[What you are asked to do]:
Copy all data exactly. Skip pictures.

· · · · ·

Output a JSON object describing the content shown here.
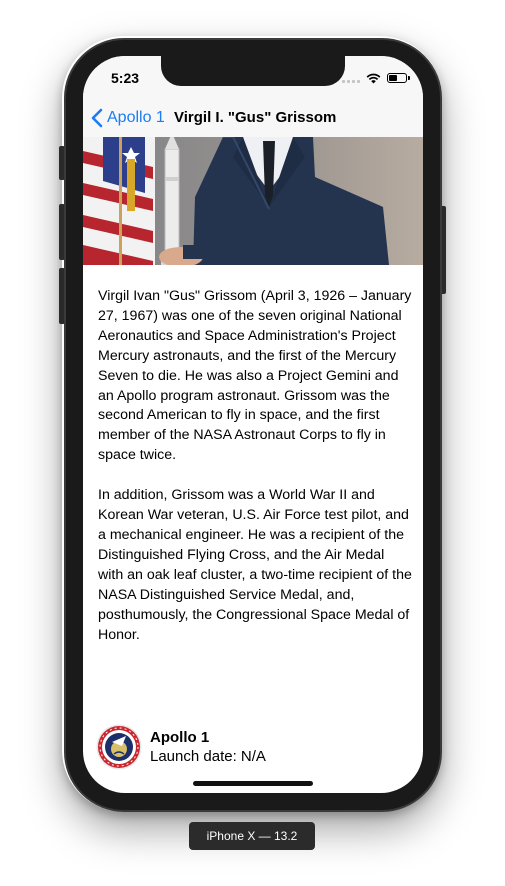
{
  "status_bar": {
    "time": "5:23",
    "battery_level": 0.55
  },
  "nav": {
    "back_label": "Apollo 1",
    "title": "Virgil I. \"Gus\" Grissom"
  },
  "bio": {
    "paragraphs": [
      "Virgil Ivan \"Gus\" Grissom (April 3, 1926 – January 27, 1967) was one of the seven original National Aeronautics and Space Administration's Project Mercury astronauts, and the first of the Mercury Seven to die. He was also a Project Gemini and an Apollo program astronaut. Grissom was the second American to fly in space, and the first member of the NASA Astronaut Corps to fly in space twice.",
      "In addition, Grissom was a World War II and Korean War veteran, U.S. Air Force test pilot, and a mechanical engineer. He was a recipient of the Distinguished Flying Cross, and the Air Medal with an oak leaf cluster, a two-time recipient of the NASA Distinguished Service Medal, and, posthumously, the Congressional Space Medal of Honor."
    ]
  },
  "mission": {
    "name": "Apollo 1",
    "launch_label": "Launch date:",
    "launch_value": "N/A"
  },
  "device_label": "iPhone X — 13.2",
  "colors": {
    "link": "#1b7cf4",
    "nav_bg": "#f7f7f7",
    "frame": "#1a1a1a"
  },
  "icons": [
    "chevron-left-icon",
    "signal-icon",
    "wifi-icon",
    "battery-icon",
    "mission-patch-icon"
  ]
}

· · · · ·

[Response for this exercise]:
Output a JSON object describing the content shown here.
{
  "status_bar": {
    "time": "5:23",
    "battery_level": 0.55
  },
  "nav": {
    "back_label": "Apollo 1",
    "title": "Virgil I. \"Gus\" Grissom"
  },
  "bio": {
    "paragraphs": [
      "Virgil Ivan \"Gus\" Grissom (April 3, 1926 – January 27, 1967) was one of the seven original National Aeronautics and Space Administration's Project Mercury astronauts, and the first of the Mercury Seven to die. He was also a Project Gemini and an Apollo program astronaut. Grissom was the second American to fly in space, and the first member of the NASA Astronaut Corps to fly in space twice.",
      "In addition, Grissom was a World War II and Korean War veteran, U.S. Air Force test pilot, and a mechanical engineer. He was a recipient of the Distinguished Flying Cross, and the Air Medal with an oak leaf cluster, a two-time recipient of the NASA Distinguished Service Medal, and, posthumously, the Congressional Space Medal of Honor."
    ]
  },
  "mission": {
    "name": "Apollo 1",
    "launch_label": "Launch date:",
    "launch_value": "N/A"
  },
  "device_label": "iPhone X — 13.2",
  "colors": {
    "link": "#1b7cf4",
    "nav_bg": "#f7f7f7",
    "frame": "#1a1a1a"
  },
  "icons": [
    "chevron-left-icon",
    "signal-icon",
    "wifi-icon",
    "battery-icon",
    "mission-patch-icon"
  ]
}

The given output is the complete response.